Global Justice Movement (GJM) is now dead, or as some call it the Antiglobalization Movement.
Bush repeatedly discussed reducing the number of nuclear weapons in the U.S. arsenal to "the lowest possible number consistent with our national security" and taking these weapons off hair-trigger alert.
, Pakistan's General Pervez Musharraf in his policy address on January 12th set about redefining the role of religion in Pakistani society and its domestic and external politics, with a special reference to Kashmir and terrorism.
The east African nation of Somalia is being mentioned with increasing frequency as a possible next target in the U.S.-led war against international terrorism.
Kashmir will continue to bedevil India-Pakistan relations.
President Bush and his advisers should consider the relevance of Marshall's strategy to the challenge of tackling the underlying conditions that give rise to political and religious extremism.
Sparked by the government's latest economic policies, which restricted the amount of money people could withdraw from their bank accounts, political demonstrations and the looting of grocery stores spread across the country.
With the military campaign against the Taliban and al-Qaeda in Afghanistan in the mopping up stage, the United States and Russia are struggling to identify the boundaries of strategic cooperation.
Some thoughts from a South perspective on the anti-globalization movement.
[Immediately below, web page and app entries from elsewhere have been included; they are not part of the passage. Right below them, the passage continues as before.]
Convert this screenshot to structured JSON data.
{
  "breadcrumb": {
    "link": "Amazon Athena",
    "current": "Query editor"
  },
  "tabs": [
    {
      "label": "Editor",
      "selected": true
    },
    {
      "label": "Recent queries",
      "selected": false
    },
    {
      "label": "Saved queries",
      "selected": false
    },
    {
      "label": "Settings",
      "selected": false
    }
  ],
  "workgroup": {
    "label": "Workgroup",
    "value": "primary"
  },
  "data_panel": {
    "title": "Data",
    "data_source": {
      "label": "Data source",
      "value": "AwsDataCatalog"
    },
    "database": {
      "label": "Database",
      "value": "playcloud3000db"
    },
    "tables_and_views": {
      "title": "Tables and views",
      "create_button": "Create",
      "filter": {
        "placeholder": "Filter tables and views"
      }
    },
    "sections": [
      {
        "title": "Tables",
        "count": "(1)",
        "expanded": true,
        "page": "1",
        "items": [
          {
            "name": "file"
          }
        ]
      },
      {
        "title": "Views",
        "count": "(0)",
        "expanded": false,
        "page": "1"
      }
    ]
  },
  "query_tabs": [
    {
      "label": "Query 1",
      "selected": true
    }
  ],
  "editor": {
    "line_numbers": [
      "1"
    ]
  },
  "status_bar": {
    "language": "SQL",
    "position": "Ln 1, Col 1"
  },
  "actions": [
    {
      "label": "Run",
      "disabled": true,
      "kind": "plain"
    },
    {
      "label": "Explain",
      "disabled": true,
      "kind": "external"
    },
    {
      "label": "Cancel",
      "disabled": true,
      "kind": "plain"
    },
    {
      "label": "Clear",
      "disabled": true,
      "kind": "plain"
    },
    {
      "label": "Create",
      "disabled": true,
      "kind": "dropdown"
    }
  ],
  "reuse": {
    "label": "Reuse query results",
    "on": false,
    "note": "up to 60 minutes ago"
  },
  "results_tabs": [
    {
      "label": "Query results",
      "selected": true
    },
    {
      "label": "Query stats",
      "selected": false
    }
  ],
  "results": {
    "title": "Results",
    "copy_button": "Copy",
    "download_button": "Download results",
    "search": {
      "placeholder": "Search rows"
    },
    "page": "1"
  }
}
More and more Pashtun leaders, angered by the mounting civilian casualty toll from U.S. bombing in eastern Afghanistan, are openly criticizing the government of Hamid Karzai for backing the operation.